| PROBLEM TO WORK ON |
Check each line of the data, and copy those where "girl" appears.
##### DATA IN THIS EXERCISE #####
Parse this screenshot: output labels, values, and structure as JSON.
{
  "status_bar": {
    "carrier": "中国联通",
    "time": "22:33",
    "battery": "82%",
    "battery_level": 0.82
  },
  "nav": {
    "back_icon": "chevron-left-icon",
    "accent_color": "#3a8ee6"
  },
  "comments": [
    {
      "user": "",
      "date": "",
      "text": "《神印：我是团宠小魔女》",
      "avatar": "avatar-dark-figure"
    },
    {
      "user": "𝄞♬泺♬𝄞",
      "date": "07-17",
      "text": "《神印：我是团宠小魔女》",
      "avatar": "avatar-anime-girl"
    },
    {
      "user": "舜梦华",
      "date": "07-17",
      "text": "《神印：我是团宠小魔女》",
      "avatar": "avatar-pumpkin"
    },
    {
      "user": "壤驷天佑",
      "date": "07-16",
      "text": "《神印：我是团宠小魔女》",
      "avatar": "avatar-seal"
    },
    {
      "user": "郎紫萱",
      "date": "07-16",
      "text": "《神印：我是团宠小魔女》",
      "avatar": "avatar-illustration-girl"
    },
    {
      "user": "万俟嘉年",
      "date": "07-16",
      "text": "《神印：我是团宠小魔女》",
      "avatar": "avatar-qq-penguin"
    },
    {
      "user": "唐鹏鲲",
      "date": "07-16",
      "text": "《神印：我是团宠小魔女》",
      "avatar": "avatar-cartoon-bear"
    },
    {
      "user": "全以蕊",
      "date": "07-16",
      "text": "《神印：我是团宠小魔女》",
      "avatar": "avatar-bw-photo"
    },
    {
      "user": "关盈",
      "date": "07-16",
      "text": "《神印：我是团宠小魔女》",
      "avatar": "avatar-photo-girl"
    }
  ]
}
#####
| RESPONSE |
      "avatar": "avatar-anime-girl"
      "avatar": "avatar-illustration-girl"
      "avatar": "avatar-photo-girl"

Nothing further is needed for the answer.